- PROVIDED MATERIAL -
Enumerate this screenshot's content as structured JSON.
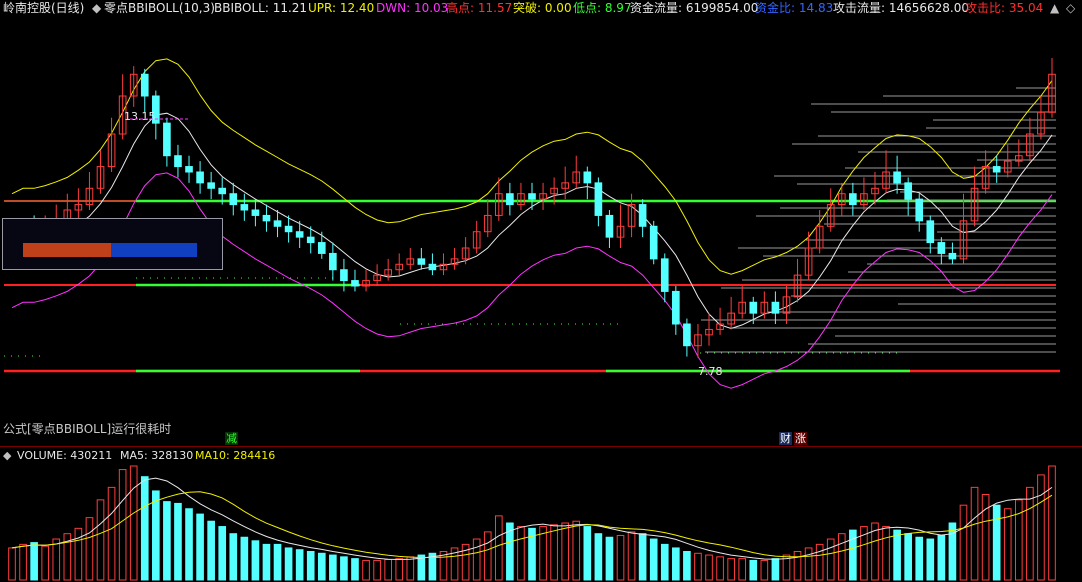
{
  "header": {
    "stock": "岭南控股(日线)",
    "indicator": "零点BBIBOLL(10,3)",
    "bbiboll": "BBIBOLL: 11.21",
    "upr": "UPR: 12.40",
    "dwn": "DWN: 10.03",
    "high": "高点: 11.57",
    "breakout": "突破: 0.00",
    "low": "低点: 8.97",
    "capital_flow": "资金流量: 6199854.00",
    "capital_ratio": "资金比: 14.83",
    "attack_flow": "攻击流量: 14656628.00",
    "attack_ratio": "攻击比: 35.04"
  },
  "colors": {
    "white": "#e8e8e8",
    "yellow": "#f0f000",
    "magenta": "#ff33ff",
    "red": "#ff3030",
    "green": "#33ff33",
    "blue": "#3366ff",
    "cyan": "#54ffff",
    "gray": "#c0c0c0"
  },
  "chart": {
    "high_label": "13.15",
    "low_label": "7.78"
  },
  "message": "公式[零点BBIBOLL]运行很耗时",
  "markers": {
    "reduce": "减",
    "finance": "财",
    "rise": "涨"
  },
  "volume": {
    "title": "VOLUME: 430211",
    "ma5": "MA5: 328130",
    "ma10": "MA10: 284416"
  },
  "chart_data": {
    "type": "candlestick",
    "price_range": [
      7.0,
      14.0
    ],
    "candles": [
      [
        9.8,
        9.8,
        10.2,
        9.5
      ],
      [
        9.8,
        10.0,
        10.3,
        9.6
      ],
      [
        10.0,
        9.9,
        10.4,
        9.7
      ],
      [
        9.9,
        10.1,
        10.4,
        9.7
      ],
      [
        10.1,
        10.3,
        10.6,
        10.0
      ],
      [
        10.3,
        10.5,
        10.8,
        10.1
      ],
      [
        10.5,
        10.6,
        10.9,
        10.3
      ],
      [
        10.6,
        10.9,
        11.2,
        10.5
      ],
      [
        10.9,
        11.3,
        11.6,
        10.8
      ],
      [
        11.3,
        11.9,
        12.2,
        11.2
      ],
      [
        11.9,
        12.6,
        13.0,
        11.8
      ],
      [
        12.6,
        13.0,
        13.15,
        12.4
      ],
      [
        13.0,
        12.6,
        13.1,
        12.3
      ],
      [
        12.6,
        12.1,
        12.7,
        11.8
      ],
      [
        12.1,
        11.5,
        12.2,
        11.3
      ],
      [
        11.5,
        11.3,
        11.7,
        11.1
      ],
      [
        11.3,
        11.2,
        11.5,
        11.0
      ],
      [
        11.2,
        11.0,
        11.4,
        10.8
      ],
      [
        11.0,
        10.9,
        11.2,
        10.7
      ],
      [
        10.9,
        10.8,
        11.1,
        10.6
      ],
      [
        10.8,
        10.6,
        11.0,
        10.4
      ],
      [
        10.6,
        10.5,
        10.8,
        10.3
      ],
      [
        10.5,
        10.4,
        10.7,
        10.2
      ],
      [
        10.4,
        10.3,
        10.6,
        10.1
      ],
      [
        10.3,
        10.2,
        10.5,
        10.0
      ],
      [
        10.2,
        10.1,
        10.4,
        9.9
      ],
      [
        10.1,
        10.0,
        10.3,
        9.8
      ],
      [
        10.0,
        9.9,
        10.2,
        9.7
      ],
      [
        9.9,
        9.7,
        10.1,
        9.6
      ],
      [
        9.7,
        9.4,
        9.9,
        9.2
      ],
      [
        9.4,
        9.2,
        9.6,
        9.0
      ],
      [
        9.2,
        9.1,
        9.4,
        9.0
      ],
      [
        9.1,
        9.2,
        9.4,
        9.0
      ],
      [
        9.2,
        9.3,
        9.5,
        9.1
      ],
      [
        9.3,
        9.4,
        9.6,
        9.2
      ],
      [
        9.4,
        9.5,
        9.7,
        9.3
      ],
      [
        9.5,
        9.6,
        9.8,
        9.4
      ],
      [
        9.6,
        9.5,
        9.8,
        9.4
      ],
      [
        9.5,
        9.4,
        9.7,
        9.3
      ],
      [
        9.4,
        9.5,
        9.7,
        9.3
      ],
      [
        9.5,
        9.6,
        9.8,
        9.4
      ],
      [
        9.6,
        9.8,
        10.0,
        9.5
      ],
      [
        9.8,
        10.1,
        10.3,
        9.7
      ],
      [
        10.1,
        10.4,
        10.7,
        10.0
      ],
      [
        10.4,
        10.8,
        11.1,
        10.3
      ],
      [
        10.8,
        10.6,
        11.0,
        10.4
      ],
      [
        10.6,
        10.8,
        11.0,
        10.5
      ],
      [
        10.8,
        10.7,
        11.0,
        10.5
      ],
      [
        10.7,
        10.8,
        11.0,
        10.5
      ],
      [
        10.8,
        10.9,
        11.1,
        10.6
      ],
      [
        10.9,
        11.0,
        11.3,
        10.7
      ],
      [
        11.0,
        11.2,
        11.5,
        10.9
      ],
      [
        11.2,
        11.0,
        11.3,
        10.7
      ],
      [
        11.0,
        10.4,
        11.1,
        10.2
      ],
      [
        10.4,
        10.0,
        10.5,
        9.8
      ],
      [
        10.0,
        10.2,
        10.6,
        9.8
      ],
      [
        10.2,
        10.6,
        10.8,
        10.0
      ],
      [
        10.6,
        10.2,
        10.7,
        10.0
      ],
      [
        10.2,
        9.6,
        10.3,
        9.5
      ],
      [
        9.6,
        9.0,
        9.7,
        8.8
      ],
      [
        9.0,
        8.4,
        9.1,
        8.2
      ],
      [
        8.4,
        8.0,
        8.5,
        7.8
      ],
      [
        8.0,
        8.2,
        8.4,
        7.78
      ],
      [
        8.2,
        8.3,
        8.6,
        8.0
      ],
      [
        8.3,
        8.4,
        8.7,
        8.2
      ],
      [
        8.4,
        8.6,
        8.9,
        8.3
      ],
      [
        8.6,
        8.8,
        9.1,
        8.5
      ],
      [
        8.8,
        8.6,
        8.9,
        8.4
      ],
      [
        8.6,
        8.8,
        9.0,
        8.5
      ],
      [
        8.8,
        8.6,
        9.0,
        8.4
      ],
      [
        8.6,
        8.9,
        9.1,
        8.4
      ],
      [
        8.9,
        9.3,
        9.6,
        8.8
      ],
      [
        9.3,
        9.8,
        10.1,
        9.2
      ],
      [
        9.8,
        10.2,
        10.5,
        9.7
      ],
      [
        10.2,
        10.6,
        10.9,
        10.1
      ],
      [
        10.6,
        10.8,
        11.0,
        10.4
      ],
      [
        10.8,
        10.6,
        11.0,
        10.4
      ],
      [
        10.6,
        10.8,
        11.1,
        10.5
      ],
      [
        10.8,
        10.9,
        11.2,
        10.6
      ],
      [
        10.9,
        11.2,
        11.6,
        10.8
      ],
      [
        11.2,
        11.0,
        11.5,
        10.8
      ],
      [
        11.0,
        10.7,
        11.1,
        10.4
      ],
      [
        10.7,
        10.3,
        10.8,
        10.1
      ],
      [
        10.3,
        9.9,
        10.4,
        9.7
      ],
      [
        9.9,
        9.7,
        10.0,
        9.5
      ],
      [
        9.7,
        9.6,
        9.9,
        9.5
      ],
      [
        9.6,
        10.3,
        10.8,
        9.5
      ],
      [
        10.3,
        10.9,
        11.3,
        10.2
      ],
      [
        10.9,
        11.3,
        11.6,
        10.8
      ],
      [
        11.3,
        11.2,
        11.5,
        11.0
      ],
      [
        11.2,
        11.4,
        11.7,
        11.1
      ],
      [
        11.4,
        11.5,
        11.8,
        11.3
      ],
      [
        11.5,
        11.9,
        12.2,
        11.4
      ],
      [
        11.9,
        12.3,
        12.6,
        11.8
      ],
      [
        12.3,
        13.0,
        13.3,
        12.2
      ]
    ],
    "volume": [
      180,
      200,
      210,
      190,
      230,
      260,
      290,
      350,
      450,
      520,
      620,
      640,
      580,
      500,
      440,
      430,
      400,
      370,
      330,
      300,
      260,
      240,
      220,
      200,
      200,
      180,
      170,
      160,
      150,
      140,
      130,
      120,
      110,
      110,
      115,
      120,
      130,
      140,
      150,
      160,
      180,
      200,
      230,
      270,
      360,
      320,
      300,
      290,
      300,
      310,
      320,
      330,
      300,
      260,
      240,
      250,
      270,
      260,
      230,
      200,
      180,
      160,
      150,
      140,
      130,
      120,
      120,
      110,
      110,
      120,
      140,
      160,
      180,
      200,
      230,
      260,
      280,
      300,
      320,
      300,
      280,
      260,
      240,
      230,
      250,
      320,
      420,
      520,
      480,
      420,
      400,
      450,
      520,
      590,
      640
    ]
  }
}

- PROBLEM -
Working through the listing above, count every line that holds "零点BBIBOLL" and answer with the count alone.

- OUTPUT FOR THIS EXERCISE -
2